Aliens may not have landed on Earth, but they sure inhabit our minds.
The Huntington Beach Art Center recently opened "Are We Touched? Identities From Outer Space," which looks at the UFO scene. As part of the exhibit, the center will screen on Friday a 120-minute program of videos and films that aims to "examine transformative experiences based on concepts of outer space," curator Tyler Stallings says.
The result is a hodgepodge of UFOdom, some of it familiar, funny and unsettling, much of it confusing and surprisingly dull. The most obvious flaw is that the eight shorts rarely fulfill a promise of insight into our fascination with aliens.
The opening video, "The UFO Experience," is a kind of an infomercial created by the Unarius Academy of Science out of El Cajon. The 40-minute segment (the evening's longest) may appeal to anyone who gets a kick out of watching fringe-dwellers espouse their unusual beliefs.
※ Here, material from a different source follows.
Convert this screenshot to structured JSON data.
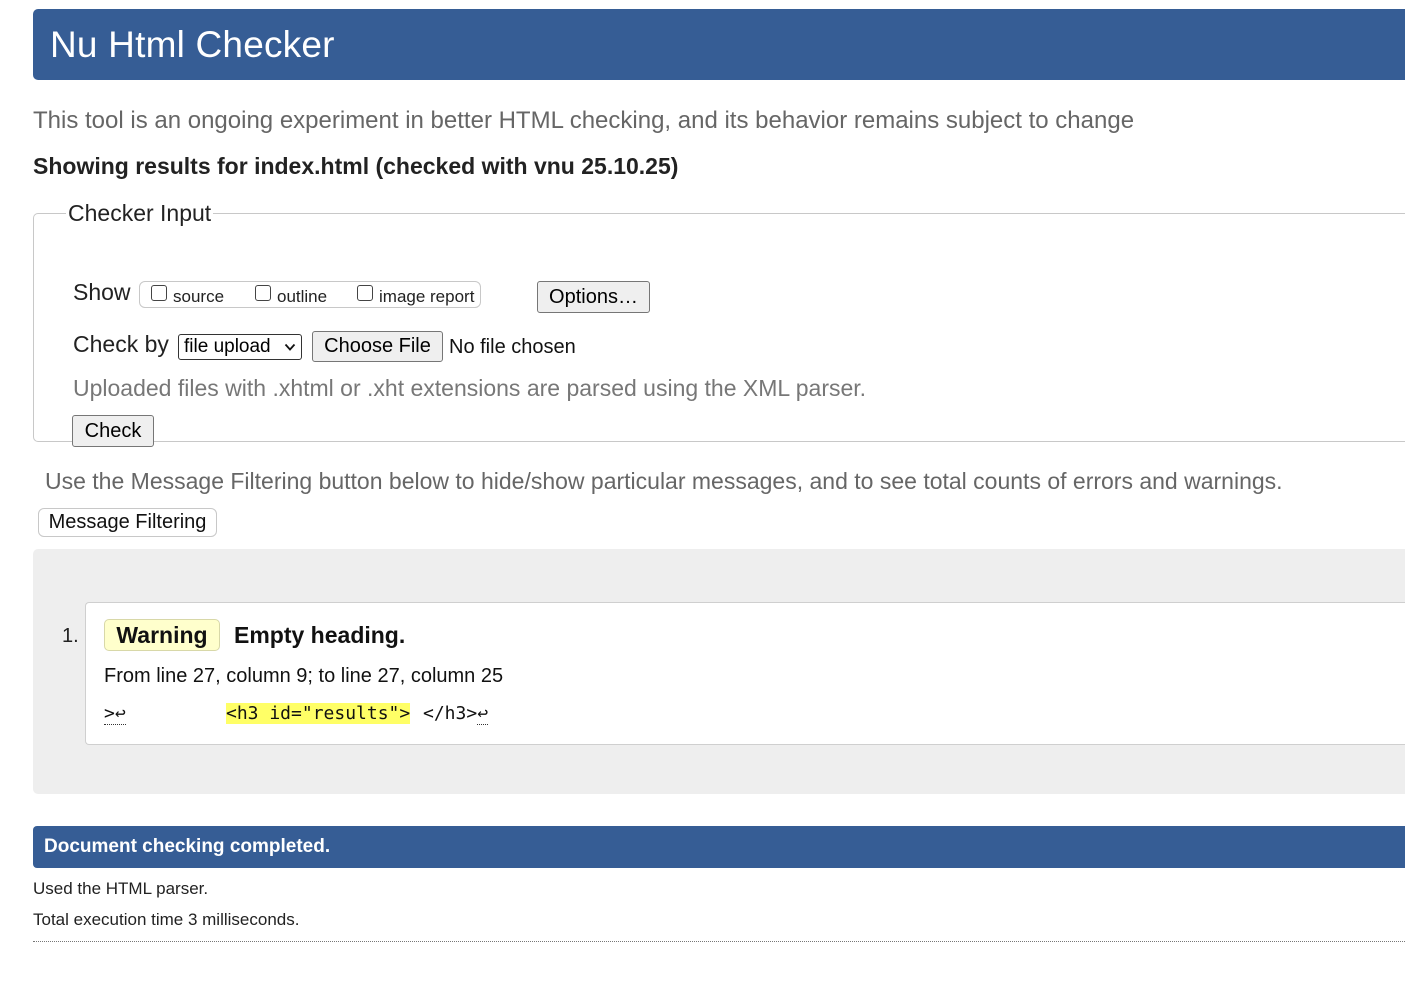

We see Uriel, the group's leader, explaining that 33 alien ships carrying 33,000 benevolent space travelers will land on Earth in 2001 and make life here a paradise. A man happily tells of having met one of these extraterrestrials, who just happened to be tan and blond, not unlike himself. Why do the Unarians believe this? What formed their hopeful, incredibly specific relationship with the alien phenomenon? With such important questions left unanswered, viewers can easily dismiss these people as complete weirdos.
"Star Trek: The Final Frontier," a heartfelt 11-minute film by David Jarvey, details Jarvey's work with Creativity Explored, a San Francisco group that provides art workshops for mentally disabled adults. In the film, they act out a "Star Trek" episode using handmade props. What the therapy accomplishes and how it originated are never addressed.
More revealing is the 15-minute documentary "Desert Sri Yantra Project," which follows artist Bill Witherspoon as he draws a 400-yard-long design in a dry Oregon lake bed. The image, finished in 1991 and fully seen only from an airplane, mountaintop or flying saucer (it could happen!), is striking, not only for its precision and scope but for the news accounts it generated.
People wondered if aliens left it. Witherspoon quickly fessed up, though, and in the film he explains his motivations, among them to "enliven silence."
Michael Masucci and ia Kamandalu's six-minute piece, "Deposition," also works. This arty film centers on a woman who has a breakdown after being abducted by aliens. Far from hysterical, it's eerie and often visually poetic.
The most disturbing video is 35 minutes of coverage of the Heaven's Gate mass suicide, taken from local and network news programs. Repeat viewing of cult leader Marshall Applewhite and his serene followers--who believed they'd beam up to a mother ship after shedding their bodies--still leaves nonbelievers feeling stunned and confounded.
Videos and films from "Are We Touched? Identities From Outer Space" will screen Friday at 8:30 p.m. at the Huntington Beach Art Center, 538 Main St., Huntington Beach. $6 (which includes museum admission). (714) 374-1650.